:: Task prompt ::
Print the entries below in their entirety, exactly as they are written.

:: Input for this task ::
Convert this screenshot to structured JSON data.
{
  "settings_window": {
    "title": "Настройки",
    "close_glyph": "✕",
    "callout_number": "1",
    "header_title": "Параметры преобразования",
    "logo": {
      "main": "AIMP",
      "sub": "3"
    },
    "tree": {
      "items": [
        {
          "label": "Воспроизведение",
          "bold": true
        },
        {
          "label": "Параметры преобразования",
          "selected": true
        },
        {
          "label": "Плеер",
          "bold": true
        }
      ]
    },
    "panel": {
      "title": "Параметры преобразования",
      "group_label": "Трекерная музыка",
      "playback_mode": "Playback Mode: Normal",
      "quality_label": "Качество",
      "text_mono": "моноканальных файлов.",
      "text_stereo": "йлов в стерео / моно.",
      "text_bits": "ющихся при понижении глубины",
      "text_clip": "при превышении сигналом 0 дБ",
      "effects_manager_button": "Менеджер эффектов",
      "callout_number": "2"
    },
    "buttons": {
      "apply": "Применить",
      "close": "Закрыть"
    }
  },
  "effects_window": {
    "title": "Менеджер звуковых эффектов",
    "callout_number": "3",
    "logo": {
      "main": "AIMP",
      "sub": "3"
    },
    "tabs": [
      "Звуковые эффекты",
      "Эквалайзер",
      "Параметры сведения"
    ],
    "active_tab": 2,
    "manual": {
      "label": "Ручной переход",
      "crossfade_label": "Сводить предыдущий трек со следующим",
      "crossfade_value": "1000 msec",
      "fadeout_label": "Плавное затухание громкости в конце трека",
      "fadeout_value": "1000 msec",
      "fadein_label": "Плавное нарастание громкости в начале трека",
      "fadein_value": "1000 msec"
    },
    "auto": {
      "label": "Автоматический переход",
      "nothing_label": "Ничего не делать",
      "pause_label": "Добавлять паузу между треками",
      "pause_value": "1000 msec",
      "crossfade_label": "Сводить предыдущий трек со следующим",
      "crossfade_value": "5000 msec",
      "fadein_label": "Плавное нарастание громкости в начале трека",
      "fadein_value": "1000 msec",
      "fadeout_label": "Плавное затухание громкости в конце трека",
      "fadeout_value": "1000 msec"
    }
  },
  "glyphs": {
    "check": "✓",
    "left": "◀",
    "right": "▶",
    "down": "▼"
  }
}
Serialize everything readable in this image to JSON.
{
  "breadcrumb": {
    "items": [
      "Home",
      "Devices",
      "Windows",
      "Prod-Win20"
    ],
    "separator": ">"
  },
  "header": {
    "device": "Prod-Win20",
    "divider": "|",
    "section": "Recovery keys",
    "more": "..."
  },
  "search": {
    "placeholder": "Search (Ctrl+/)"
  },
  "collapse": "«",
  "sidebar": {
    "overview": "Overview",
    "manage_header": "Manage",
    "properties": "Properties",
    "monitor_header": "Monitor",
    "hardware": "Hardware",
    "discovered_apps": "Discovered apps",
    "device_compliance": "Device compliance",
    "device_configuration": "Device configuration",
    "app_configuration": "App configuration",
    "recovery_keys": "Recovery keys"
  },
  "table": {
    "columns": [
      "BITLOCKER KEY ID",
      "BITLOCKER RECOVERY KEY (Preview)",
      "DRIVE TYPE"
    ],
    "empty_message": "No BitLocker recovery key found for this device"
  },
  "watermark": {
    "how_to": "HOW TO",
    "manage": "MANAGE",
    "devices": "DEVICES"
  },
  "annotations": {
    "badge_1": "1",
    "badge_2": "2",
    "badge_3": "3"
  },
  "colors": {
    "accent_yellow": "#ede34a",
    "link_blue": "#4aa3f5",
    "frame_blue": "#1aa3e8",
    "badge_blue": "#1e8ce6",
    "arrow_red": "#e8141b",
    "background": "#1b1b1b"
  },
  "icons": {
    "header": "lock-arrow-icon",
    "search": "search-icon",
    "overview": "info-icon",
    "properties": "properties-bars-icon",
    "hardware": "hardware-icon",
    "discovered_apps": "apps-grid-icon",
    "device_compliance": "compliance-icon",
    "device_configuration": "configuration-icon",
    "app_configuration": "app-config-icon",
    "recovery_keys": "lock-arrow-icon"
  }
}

:: Output for this exercise ::
Convert this screenshot to structured JSON data.
{
  "settings_window": {
    "title": "Настройки",
    "close_glyph": "✕",
    "callout_number": "1",
    "header_title": "Параметры преобразования",
    "logo": {
      "main": "AIMP",
      "sub": "3"
    },
    "tree": {
      "items": [
        {
          "label": "Воспроизведение",
          "bold": true
        },
        {
          "label": "Параметры преобразования",
          "selected": true
        },
        {
          "label": "Плеер",
          "bold": true
        }
      ]
    },
    "panel": {
      "title": "Параметры преобразования",
      "group_label": "Трекерная музыка",
      "playback_mode": "Playback Mode: Normal",
      "quality_label": "Качество",
      "text_mono": "моноканальных файлов.",
      "text_stereo": "йлов в стерео / моно.",
      "text_bits": "ющихся при понижении глубины",
      "text_clip": "при превышении сигналом 0 дБ",
      "effects_manager_button": "Менеджер эффектов",
      "callout_number": "2"
    },
    "buttons": {
      "apply": "Применить",
      "close": "Закрыть"
    }
  },
  "effects_window": {
    "title": "Менеджер звуковых эффектов",
    "callout_number": "3",
    "logo": {
      "main": "AIMP",
      "sub": "3"
    },
    "tabs": [
      "Звуковые эффекты",
      "Эквалайзер",
      "Параметры сведения"
    ],
    "active_tab": 2,
    "manual": {
      "label": "Ручной переход",
      "crossfade_label": "Сводить предыдущий трек со следующим",
      "crossfade_value": "1000 msec",
      "fadeout_label": "Плавное затухание громкости в конце трека",
      "fadeout_value": "1000 msec",
      "fadein_label": "Плавное нарастание громкости в начале трека",
      "fadein_value": "1000 msec"
    },
    "auto": {
      "label": "Автоматический переход",
      "nothing_label": "Ничего не делать",
      "pause_label": "Добавлять паузу между треками",
      "pause_value": "1000 msec",
      "crossfade_label": "Сводить предыдущий трек со следующим",
      "crossfade_value": "5000 msec",
      "fadein_label": "Плавное нарастание громкости в начале трека",
      "fadein_value": "1000 msec",
      "fadeout_label": "Плавное затухание громкости в конце трека",
      "fadeout_value": "1000 msec"
    }
  },
  "glyphs": {
    "check": "✓",
    "left": "◀",
    "right": "▶",
    "down": "▼"
  }
}
Serialize everything readable in this image to JSON.
{
  "breadcrumb": {
    "items": [
      "Home",
      "Devices",
      "Windows",
      "Prod-Win20"
    ],
    "separator": ">"
  },
  "header": {
    "device": "Prod-Win20",
    "divider": "|",
    "section": "Recovery keys",
    "more": "..."
  },
  "search": {
    "placeholder": "Search (Ctrl+/)"
  },
  "collapse": "«",
  "sidebar": {
    "overview": "Overview",
    "manage_header": "Manage",
    "properties": "Properties",
    "monitor_header": "Monitor",
    "hardware": "Hardware",
    "discovered_apps": "Discovered apps",
    "device_compliance": "Device compliance",
    "device_configuration": "Device configuration",
    "app_configuration": "App configuration",
    "recovery_keys": "Recovery keys"
  },
  "table": {
    "columns": [
      "BITLOCKER KEY ID",
      "BITLOCKER RECOVERY KEY (Preview)",
      "DRIVE TYPE"
    ],
    "empty_message": "No BitLocker recovery key found for this device"
  },
  "watermark": {
    "how_to": "HOW TO",
    "manage": "MANAGE",
    "devices": "DEVICES"
  },
  "annotations": {
    "badge_1": "1",
    "badge_2": "2",
    "badge_3": "3"
  },
  "colors": {
    "accent_yellow": "#ede34a",
    "link_blue": "#4aa3f5",
    "frame_blue": "#1aa3e8",
    "badge_blue": "#1e8ce6",
    "arrow_red": "#e8141b",
    "background": "#1b1b1b"
  },
  "icons": {
    "header": "lock-arrow-icon",
    "search": "search-icon",
    "overview": "info-icon",
    "properties": "properties-bars-icon",
    "hardware": "hardware-icon",
    "discovered_apps": "apps-grid-icon",
    "device_compliance": "compliance-icon",
    "device_configuration": "configuration-icon",
    "app_configuration": "app-config-icon",
    "recovery_keys": "lock-arrow-icon"
  }
}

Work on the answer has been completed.